__YOUR GOAL__: Each entry below must be given again word for word, with no pictures.
┌─ ENTRIES SUPPLIED
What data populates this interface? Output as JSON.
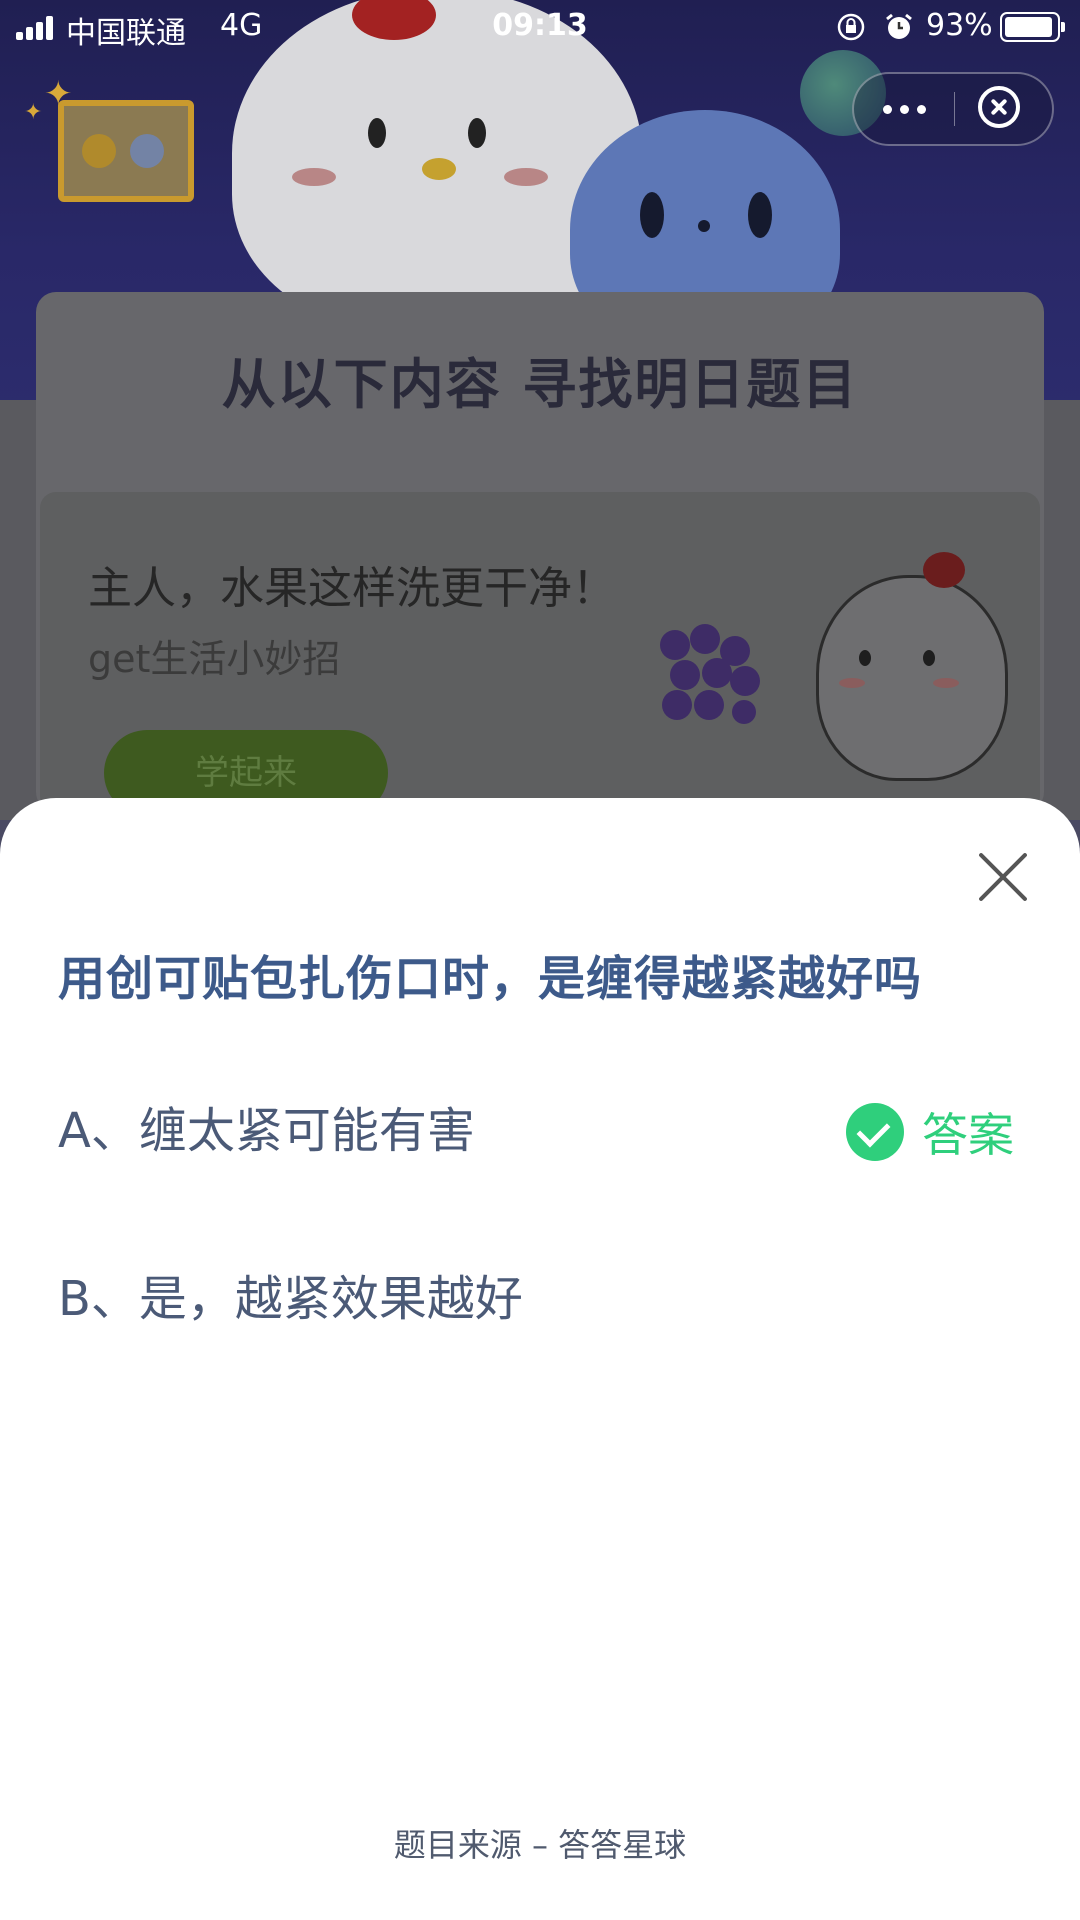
{
  "status_bar": {
    "carrier": "中国联通",
    "network": "4G",
    "time": "09:13",
    "battery_percent": "93%",
    "battery_level": 0.93
  },
  "background": {
    "card_title": "从以下内容  寻找明日题目",
    "headline": "主人，水果这样洗更干净！",
    "subtitle": "get生活小妙招",
    "button_label": "学起来"
  },
  "quiz": {
    "question": "用创可贴包扎伤口时，是缠得越紧越好吗",
    "options": [
      {
        "label": "A、缠太紧可能有害",
        "is_answer": true
      },
      {
        "label": "B、是，越紧效果越好",
        "is_answer": false
      }
    ],
    "answer_label": "答案",
    "source": "题目来源 – 答答星球"
  },
  "colors": {
    "question": "#3d5a8a",
    "answer_green": "#2fcf7c",
    "option_text": "#4b5a77"
  }
}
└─
__ANSWER TO THIS TASK__:
What data populates this interface? Output as JSON.
{
  "status_bar": {
    "carrier": "中国联通",
    "network": "4G",
    "time": "09:13",
    "battery_percent": "93%",
    "battery_level": 0.93
  },
  "background": {
    "card_title": "从以下内容  寻找明日题目",
    "headline": "主人，水果这样洗更干净！",
    "subtitle": "get生活小妙招",
    "button_label": "学起来"
  },
  "quiz": {
    "question": "用创可贴包扎伤口时，是缠得越紧越好吗",
    "options": [
      {
        "label": "A、缠太紧可能有害",
        "is_answer": true
      },
      {
        "label": "B、是，越紧效果越好",
        "is_answer": false
      }
    ],
    "answer_label": "答案",
    "source": "题目来源 – 答答星球"
  },
  "colors": {
    "question": "#3d5a8a",
    "answer_green": "#2fcf7c",
    "option_text": "#4b5a77"
  }
}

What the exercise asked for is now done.